[Start of section]
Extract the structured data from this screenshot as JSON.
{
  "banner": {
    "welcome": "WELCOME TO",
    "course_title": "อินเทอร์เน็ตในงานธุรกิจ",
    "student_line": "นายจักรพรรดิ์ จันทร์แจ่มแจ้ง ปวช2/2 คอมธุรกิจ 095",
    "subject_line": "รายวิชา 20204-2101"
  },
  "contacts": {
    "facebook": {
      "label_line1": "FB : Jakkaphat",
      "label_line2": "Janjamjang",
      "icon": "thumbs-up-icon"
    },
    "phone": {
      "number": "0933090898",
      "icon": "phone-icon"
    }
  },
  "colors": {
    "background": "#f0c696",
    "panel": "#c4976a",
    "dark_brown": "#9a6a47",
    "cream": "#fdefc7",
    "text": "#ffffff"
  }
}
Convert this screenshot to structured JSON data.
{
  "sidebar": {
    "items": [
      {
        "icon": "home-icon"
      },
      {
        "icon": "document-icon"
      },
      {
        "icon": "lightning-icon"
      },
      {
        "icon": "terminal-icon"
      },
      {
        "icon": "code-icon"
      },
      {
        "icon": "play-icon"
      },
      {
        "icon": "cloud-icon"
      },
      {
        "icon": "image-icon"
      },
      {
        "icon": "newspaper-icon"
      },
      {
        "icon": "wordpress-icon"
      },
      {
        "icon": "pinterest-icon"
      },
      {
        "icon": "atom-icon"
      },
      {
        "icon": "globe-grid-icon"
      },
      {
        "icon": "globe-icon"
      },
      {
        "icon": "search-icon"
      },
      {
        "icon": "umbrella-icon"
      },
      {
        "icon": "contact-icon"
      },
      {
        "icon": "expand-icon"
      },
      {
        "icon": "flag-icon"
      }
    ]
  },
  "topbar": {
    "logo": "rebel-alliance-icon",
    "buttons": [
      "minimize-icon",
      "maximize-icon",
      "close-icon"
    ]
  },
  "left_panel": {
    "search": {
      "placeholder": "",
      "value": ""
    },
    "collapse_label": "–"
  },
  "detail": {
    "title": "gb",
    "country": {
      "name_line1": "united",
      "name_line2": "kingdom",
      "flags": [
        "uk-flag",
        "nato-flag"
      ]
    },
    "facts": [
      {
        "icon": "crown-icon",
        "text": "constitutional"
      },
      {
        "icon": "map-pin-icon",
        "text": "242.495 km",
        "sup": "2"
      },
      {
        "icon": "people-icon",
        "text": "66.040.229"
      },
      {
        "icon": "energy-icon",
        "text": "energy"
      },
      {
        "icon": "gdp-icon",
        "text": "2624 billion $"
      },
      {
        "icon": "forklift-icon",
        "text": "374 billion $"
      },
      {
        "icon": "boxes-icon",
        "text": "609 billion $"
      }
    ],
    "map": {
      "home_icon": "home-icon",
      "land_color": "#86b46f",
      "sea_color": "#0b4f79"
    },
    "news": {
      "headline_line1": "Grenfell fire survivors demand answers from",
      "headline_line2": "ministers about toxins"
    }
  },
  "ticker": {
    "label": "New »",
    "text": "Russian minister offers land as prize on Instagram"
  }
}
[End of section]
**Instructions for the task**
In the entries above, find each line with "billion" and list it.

**Response area**
        "text": "2624 billion $"
        "text": "374 billion $"
        "text": "609 billion $"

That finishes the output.